Date of Award

Spring 5-16-2015

Degree Type

Final Project

Degree Name

DNP Doctor of Nursing Practice




Mary Ellen Roberts, DNP

Committee Member

Jane Dellert, Ph.D

Committee Member

Meghan Leigh, M.S.


Purpose: A population at great risk is pregnant homeless adolescents and young adult women. Research shows that about 20% of homeless young women become pregnant (Bender, & Thompson, 2007). These pregnant young women are at an increased risk for low birth weight infants and a high infant mortality due to inadequate health care, poor dietary habits, and a knowledge deficit related to maintaining good health during pregnancy and to care of the infant and growing child. A transitional shelter may offer many psychosocial services to assist the women in becoming independent; however, a significant gap exists regarding the medical care of this population.

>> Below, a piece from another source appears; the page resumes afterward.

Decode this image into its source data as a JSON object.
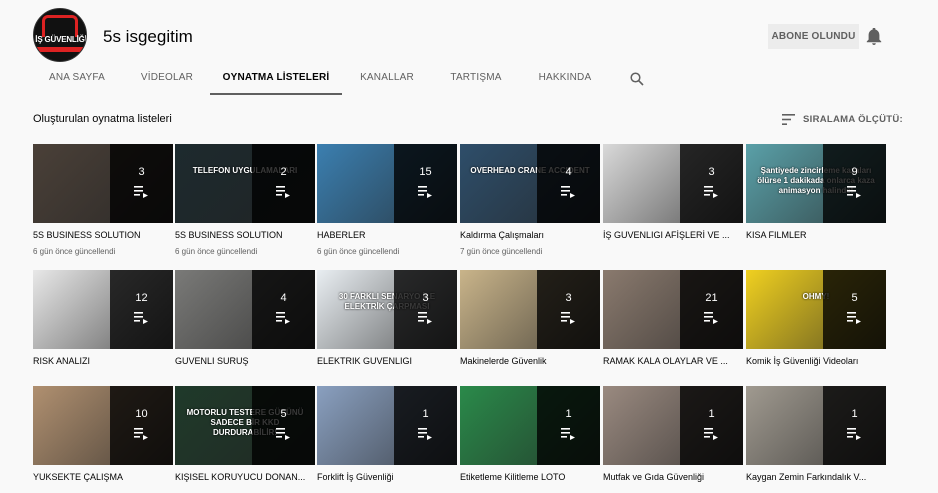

The purpose of this DNP Project was to develop an educational program in a transitional homeless shelter focused on the health care of the pregnant woman and the newborn infant in order to bring awareness of the special needs of this high risk population and to attempt to change unhealthy behaviors. This program was coupled with an In- Service Program for staff members related to Best Practices for the Mother- Infant Dyad.

Significance of the project: Knowledge can be empowering and save lives. Through months of interaction and time spent with new mothers in a transitional shelter, the enormous lack of evidence based practices in regards to infant and child care has become evident. This vulnerable population has the highest rate of infant mortality. Education can improve the health outcomes of these women and children. These mothers are eager to learn and want to give their children a chance for a healthy life. They are lacking the information to do so.

Methods: The project was implemented in a transitional homeless shelter for women ages 18 to 23 based on a needs assessment. The project implementation contained two parts. Informal education sessions took place with pregnant women and women having recently given birth. There were both individual and group sessions. The topics included labor and delivery preparation, diet during pregnancy, care of the newborn, and safety issues related to sleep and feedings. As the infants have grown over the months the sessions have evolved to meet the needs of the growing infant and child. The second part of the project contains a series of learning modules comprising of four hours of narrated lectures and power point presentations developed for the staff.

Project Outcomes: The project initiatives were received by all involved wholeheartedly. The project brought to the shelter directors and staff members a new awareness of the crucial need for evidenced based practice in the care of the newborn and mother. Clinical observations have shown a readiness for several of the mothers to follow lessons learned. Significant changes in behaviors related to care of the infant have been observed. A level of trust has developed between the educator and the residents of the shelter. The educator has assumed the role of advocate and mentor.

Clinical Relevance: Women head up 90 percent of the families that use shelters. A third of the homeless are women and children, and the numbers are exploding. Through education, advocacy and developing a means of quality health care the lives of these women and children will be made better and healthier. A best practice model for care of the pregnant homeless women and her infant is needed.